Older Americans often have backaches. Here are some tips to help you manage the pain.
Falls, heavy lifting, or twisting can trigger back pain. In seniors, arthritis, disc problems, and spinal stenosis are just a few of the conditions that can also contribute to the pain.
Managing the pain
Though some back pain can signal a serious condition, most backaches heal on their own within a month, and sometimes within days. Bed rest is not usually needed.
To manage back pain:
- Apply ice or heat for 10 to 15 minutes at a time. Use a thin towel or other protection around the heat or cold to keep from injuring your skin. Do not use heat or cold if you have diabetes, circulation problems, or decreased sensation – unless your doctor suggests it.
- Ask your doctor about over-the-counter pain medications. Some medications that may help include acetaminophen, ibuprofen, naproxen, or aspirin. But these medicines are not without risk. Check with your doctor first to make sure they are safe for you, especially if you have other medical conditions.
- Decrease your activity for a couple of days. Avoid lifting, bending, or sitting for too long.
- If your pain doesn’t get better in 48 hours, call your doctor. He or she will take a history and do a physical examination to further evaluate the cause of your symptoms.
Depending on the cause of your pain, physical therapy can often help you build up your strength and flexibility or learn proper body mechanics. Acupuncture may also help chronic back pain. Your doctor may prescribe medication. For more-serious symptoms that do not get better with these treatments, you may need to see a pain-management specialist. Sometimes, steroid injections may be tried. Surgery is advised in only a small number of cases.
An ounce of prevention
Back pain is often caused by years of small back injuries, bad posture, and unsafe lifting. Once you’ve had a back injury, you are more likely to have another. Prevention is important.
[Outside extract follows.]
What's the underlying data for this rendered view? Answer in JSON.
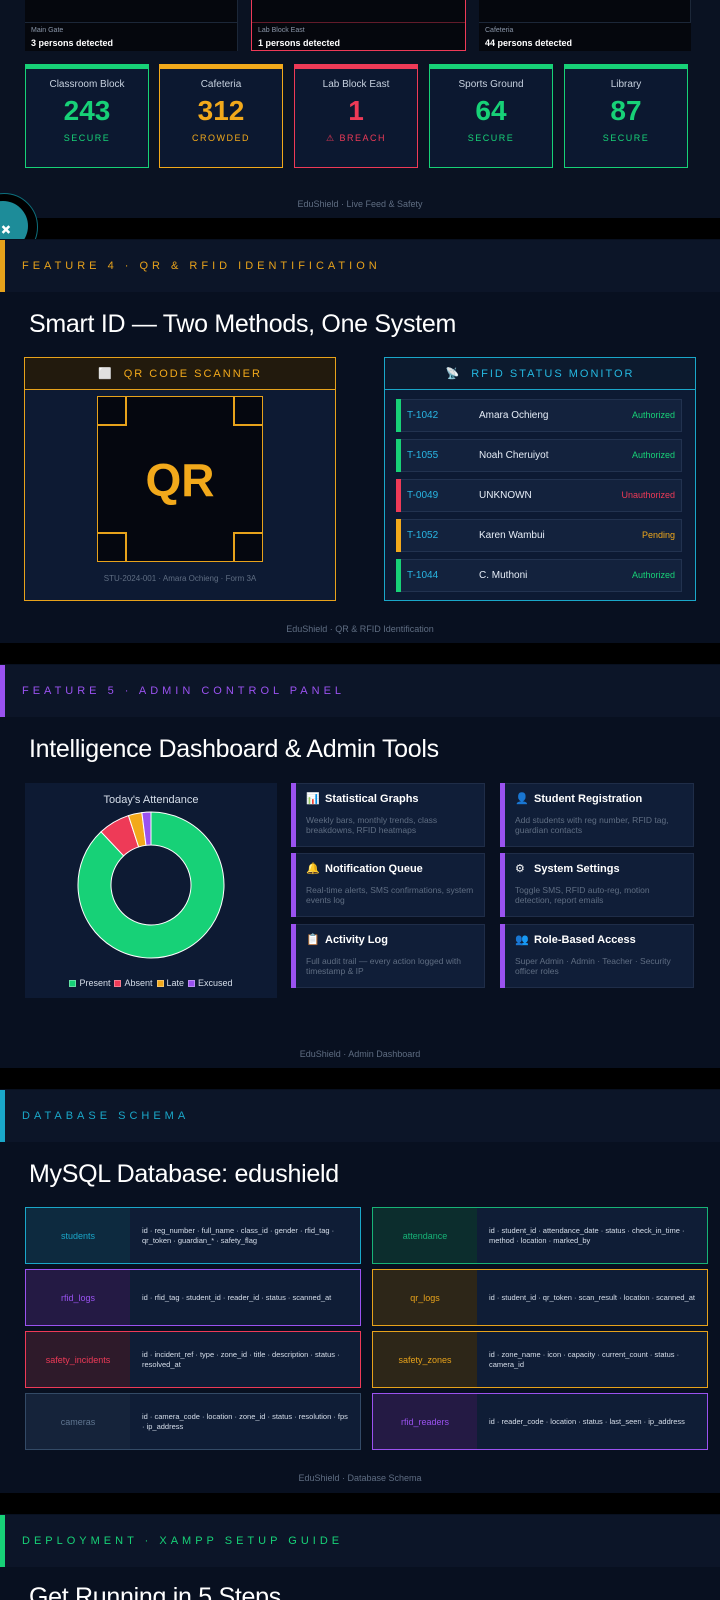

Steps for preventing back pain include:
- Regular exercise to improve strength and flexibility. (Check with your doctor before increasing your level of activity.)
- Bending at the knees and using your legs, not your back, when lifting.
- Carrying heavy objects close to your body.
- Losing extra weight to relieve strain on your lower back.
- Not slouching or twisting.
- Using a stool or asking for help when you can’t reach an object.
- Not smoking. Smoking can harm spinal discs.
- Relaxing. Stress can add to back pain.
Call 9-1-1 if you have any of these warning signs along with back pain:
- Sudden onset of severe tearing or ripping pain
- Inability to move your arms or legs
- Sudden chest pain or pain across your upper back, shoulders, arms, or jaw
- Shortness of breath
- Dizziness or passing out
- Severe pain following a major fall or other accident
Also seek emergency medical help if you have:
- Severe pain or sudden worsening of back pain
- History of cancer or a weak immune system
- New loss of bowel or bladder control
- Sudden arm or leg numbness or weakness
- Numbness in the parts of your body that would touch a saddle
- Shaking chills
Call your doctor if your pain is not getting better or if it gets any worse. Also call your doctor if you have back pain along with fever, nausea, or vomiting.
Note about NSAIDs (nonsteroidal anti-inflammatory drugs) and aspirin:
NSAIDs are often advised for moderate-to-severe pain. NSAIDS can help reduce inflammation as well. Ibuprofen, naproxen, and aspirin are all NSAIDs that are sold over the counter. Stronger NSAIDs are available by prescription. All NSAIDs are linked with serious side effects, such as stomach bleeding, kidney disease, and possibly heart attack. Talk to your doctor about whether taking NSAIDs is safe for you. Certain NSAIDs may not be the best choice if you:
- Are 65 or older
- Have stomach bleeding or peptic ulcers
- Have liver or kidney disease or a bleeding disorder
- Drink more than 3 alcoholic drinks each day
- Have high blood pressure or kidney, liver, or heart disease
- Take medicine for high blood pressure, aspirin to protect your heart, or any sort of blood-thinning drugs
Aspirin or any aspirin-containing product should not be given to anyone age 18 or younger without a doctor’s approval because of the risk of Reye’s syndrome.